If a child is responsible for causing injury or property damage, and the parent is being held liable, the homeowner’s insurance will respond to it. If the child falls under the category of ‘who is insured’, and its not an excluded action, then the liability portion of either the homeowner’s or renter’s will respond to provide defense. Resident relatives are included as insured under the standard industry homeowner form, as long as they are residents of the household. There are more stipulations if they are resident non-relatives or students away at school full time. It applies when a full-time student who was a resident before moving out to school is under the age of 24 if a relative or under 21 if not a relative.
One of the key elements is whether or not the child is a resident of the household. It is critical to watch out for situations in which children move away from home but still maintain the parents’ address for mailing purposes, or keep belongings stored there. A case in 1996 involved a 19-year-old man who was sued for injuring a woman while skateboarding. At the time, the man had his residence for six months, but when the incident happened the parents’ house, carrier denied liability. The victim was awarded $123,000 against the man. The parents tried to sue their carrier, but the court ruled in favor of the insurance company, because they determined that the man was not insured because he was physically living elsewhere.
In the case of the child injuring themselves, it could change how decisions are made. There is a case law that states when a child is 5 years and 10 months and is injured, they have the potential for sharing negligence. This means that when a child is under 6 years old, they could be restricted from a risky activity such as using the trampoline. However, a property owner could still be held responsible for a guest injury.

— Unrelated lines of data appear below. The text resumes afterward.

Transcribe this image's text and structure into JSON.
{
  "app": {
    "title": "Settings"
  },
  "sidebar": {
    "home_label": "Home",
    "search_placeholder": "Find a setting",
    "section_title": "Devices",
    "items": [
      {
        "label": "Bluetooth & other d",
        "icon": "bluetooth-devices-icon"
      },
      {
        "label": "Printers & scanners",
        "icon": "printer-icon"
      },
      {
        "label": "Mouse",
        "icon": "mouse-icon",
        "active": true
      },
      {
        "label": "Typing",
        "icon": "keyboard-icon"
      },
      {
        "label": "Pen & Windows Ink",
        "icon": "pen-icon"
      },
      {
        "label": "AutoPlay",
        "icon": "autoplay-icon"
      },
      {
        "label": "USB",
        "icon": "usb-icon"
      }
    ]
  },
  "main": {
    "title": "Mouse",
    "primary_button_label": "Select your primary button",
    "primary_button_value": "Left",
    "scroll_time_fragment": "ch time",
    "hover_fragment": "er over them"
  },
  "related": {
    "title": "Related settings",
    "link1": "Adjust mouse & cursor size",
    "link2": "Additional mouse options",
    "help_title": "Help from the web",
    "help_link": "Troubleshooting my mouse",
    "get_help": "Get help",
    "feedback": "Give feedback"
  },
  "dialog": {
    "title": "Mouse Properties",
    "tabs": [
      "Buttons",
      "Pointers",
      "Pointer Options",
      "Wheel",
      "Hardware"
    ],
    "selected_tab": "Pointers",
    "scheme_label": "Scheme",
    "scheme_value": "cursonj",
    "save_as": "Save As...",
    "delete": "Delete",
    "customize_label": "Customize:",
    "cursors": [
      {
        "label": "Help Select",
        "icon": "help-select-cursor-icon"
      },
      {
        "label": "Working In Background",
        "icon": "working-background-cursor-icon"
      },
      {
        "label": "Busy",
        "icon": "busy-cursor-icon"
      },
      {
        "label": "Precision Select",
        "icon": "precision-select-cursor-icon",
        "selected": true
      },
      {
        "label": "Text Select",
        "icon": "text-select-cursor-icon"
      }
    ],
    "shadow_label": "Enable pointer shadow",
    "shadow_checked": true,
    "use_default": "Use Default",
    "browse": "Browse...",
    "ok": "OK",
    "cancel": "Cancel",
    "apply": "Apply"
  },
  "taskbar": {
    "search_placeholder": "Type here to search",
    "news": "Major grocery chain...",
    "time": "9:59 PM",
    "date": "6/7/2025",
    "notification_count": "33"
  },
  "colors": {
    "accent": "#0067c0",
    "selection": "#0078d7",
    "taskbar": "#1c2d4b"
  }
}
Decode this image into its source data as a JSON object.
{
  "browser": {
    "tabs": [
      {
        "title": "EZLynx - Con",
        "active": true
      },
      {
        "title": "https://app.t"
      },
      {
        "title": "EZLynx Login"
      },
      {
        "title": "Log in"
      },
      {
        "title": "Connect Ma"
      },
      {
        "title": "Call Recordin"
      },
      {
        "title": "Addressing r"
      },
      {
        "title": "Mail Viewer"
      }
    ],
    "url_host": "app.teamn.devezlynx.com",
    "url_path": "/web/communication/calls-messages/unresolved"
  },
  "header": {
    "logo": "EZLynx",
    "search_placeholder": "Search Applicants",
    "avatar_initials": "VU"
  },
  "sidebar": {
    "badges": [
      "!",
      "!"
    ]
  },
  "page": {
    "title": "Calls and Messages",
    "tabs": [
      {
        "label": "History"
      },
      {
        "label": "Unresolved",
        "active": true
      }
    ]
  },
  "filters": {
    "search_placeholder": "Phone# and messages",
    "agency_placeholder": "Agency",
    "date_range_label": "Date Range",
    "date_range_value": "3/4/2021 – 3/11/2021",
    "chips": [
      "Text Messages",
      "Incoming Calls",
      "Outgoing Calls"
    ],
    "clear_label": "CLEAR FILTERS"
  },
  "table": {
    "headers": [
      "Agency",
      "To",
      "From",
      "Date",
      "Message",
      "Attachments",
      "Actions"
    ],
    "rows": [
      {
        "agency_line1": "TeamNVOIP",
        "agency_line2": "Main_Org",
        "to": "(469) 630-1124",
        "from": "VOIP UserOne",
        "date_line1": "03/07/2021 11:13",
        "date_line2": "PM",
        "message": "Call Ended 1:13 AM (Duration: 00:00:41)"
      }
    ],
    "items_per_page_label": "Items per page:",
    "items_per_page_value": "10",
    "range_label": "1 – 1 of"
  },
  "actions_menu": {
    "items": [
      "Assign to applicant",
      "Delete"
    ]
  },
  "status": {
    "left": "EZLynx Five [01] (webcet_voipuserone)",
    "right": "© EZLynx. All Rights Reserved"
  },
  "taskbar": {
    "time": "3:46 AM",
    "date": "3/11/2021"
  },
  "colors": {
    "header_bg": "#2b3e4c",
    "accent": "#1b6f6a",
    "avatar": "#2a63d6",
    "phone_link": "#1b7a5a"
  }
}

There are statements claiming that owning a trampoline could cause someone’s homeowner’s insurance to be cancelled, but that is a myth. The worst-case scenario foreseen in the market is an extra premium charge that would be applied to the policy. The suggestion that is given to trampoline owners is to make sure their personal liability limits are adequate and give serious consideration to purchasing an additional umbrella policy at reasonable price. Due to 100,000 accidents being caused by trampolines in a year, and 20% of those accidents being spinal injuries, it is not only important, but also recommended by most insurance agencies, to get an additional umbrella policy.